Thailand: Weak baht takes centre stage
The Finance Ministry will hold talks with the Bank of Thailand to discuss and delve into the factors behind the weakening baht, said Finance Minister Arkhom Termpittayapaisith.
He said the depreciating currency has added to inflationary pressures thus necessitating an examination into whether the declining value of the baht is linked to the country’s economic fundamentals or external factors including the fast-strengthening greenback.
“The currency’s value is affected by numerous factors and the ministry will be holding talks with the Bank of Thailand to see which ones are driving the baht’s volatility,” Mr Arkhom said.
“The Bank of Thailand is in charge of monetary policy and there is not much the ministry can do to intervene, so the planned talk will be a joint analysis to see whether the baht is depreciating too fast and how its decline in value is affecting the economy, businesses and consumers,” he added.
He said the government has introduced a raft of measures to alleviate the impact of high energy prices to help businesses maintain their production costs.
“A weak baht affects imports of raw materials, which are a key part of production costs.
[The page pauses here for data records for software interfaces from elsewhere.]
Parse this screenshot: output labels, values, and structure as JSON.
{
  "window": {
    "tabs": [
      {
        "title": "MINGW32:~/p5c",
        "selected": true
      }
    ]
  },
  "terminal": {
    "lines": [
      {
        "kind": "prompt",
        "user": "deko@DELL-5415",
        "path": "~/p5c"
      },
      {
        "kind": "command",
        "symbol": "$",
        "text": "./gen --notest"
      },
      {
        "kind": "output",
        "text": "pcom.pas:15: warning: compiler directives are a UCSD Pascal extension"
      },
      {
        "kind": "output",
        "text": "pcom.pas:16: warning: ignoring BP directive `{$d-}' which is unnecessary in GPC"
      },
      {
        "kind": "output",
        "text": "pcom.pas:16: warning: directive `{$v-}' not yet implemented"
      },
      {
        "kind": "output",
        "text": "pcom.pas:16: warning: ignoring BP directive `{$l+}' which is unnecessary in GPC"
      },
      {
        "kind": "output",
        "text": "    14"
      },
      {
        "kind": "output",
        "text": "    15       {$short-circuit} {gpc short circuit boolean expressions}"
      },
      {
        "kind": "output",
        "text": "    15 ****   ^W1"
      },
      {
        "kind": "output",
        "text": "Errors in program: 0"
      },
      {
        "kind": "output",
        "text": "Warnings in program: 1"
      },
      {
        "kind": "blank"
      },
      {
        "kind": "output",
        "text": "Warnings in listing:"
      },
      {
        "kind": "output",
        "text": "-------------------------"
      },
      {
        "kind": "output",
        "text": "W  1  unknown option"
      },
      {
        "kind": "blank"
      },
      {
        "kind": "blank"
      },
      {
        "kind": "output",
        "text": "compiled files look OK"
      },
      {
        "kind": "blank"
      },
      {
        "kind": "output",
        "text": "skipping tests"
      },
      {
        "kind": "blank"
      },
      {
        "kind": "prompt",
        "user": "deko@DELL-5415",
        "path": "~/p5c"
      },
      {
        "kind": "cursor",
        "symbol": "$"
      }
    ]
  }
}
The government has implemented measures to regulate retail prices. To control costs, we have used all the tools we have,” he said.
When asked if the drop in the baht’s value is likely to be a short- or long-term trend, Mr Arkhom said the currency will eventually strengthen as the economy improves.
The finance minister said when the US Federal Reserve is finished hiking interest rates in a bid to control inflation, the Thai currency will adjust accordingly.
When asked if the huge difference in interest rates between the US and Thailand had caused the baht to depreciate, he said that based on the Bank of Thailand’s report the gap has not significantly affected capital outflows.
He said energy prices and concerns about a recession hitting the world’s superpowers must be closely monitored along with US interest rate hikes as these strongly impact currencies and capital markets.
The planned talk between the Finance Ministry and the central bank comes amid concerns about the slide in the baht’s value by Deputy Prime Minister Prawit Wongsuwon in his capacity as acting prime minister.
Gen Prawit said he had instructed the ministry, central bank and other agencies during Tuesday’s cabinet meeting to discuss ways of stopping the baht’s slide.
The deputy premier said he told the cabinet that something had to be done to appropriately manage the baht and the finance minister agreed to look into the matter.
However, he was unable to say what an appropriate rate should be, noting that the agencies concerned would discuss the issue.
When asked if he had sought to regain a rate of 35 baht to the US dollar at the cabinet meeting, Gen Prawit said: “I used the word ‘should’ but authorities concerned will look into it and see what they can do.” He declined to say when he expected to receive a report on the issue.
Paisal Puechmongkol, a lawyer, wrote on Facebook that Gen Prawit did not order the pegging of the baht, which would be illegal. The baht has not been pegged to the US dollar since July 2, 1997.
He said Gen Prawit’s goal was to warn concerned parties to keep a close watch on the currency’s value to avoid further economic harm.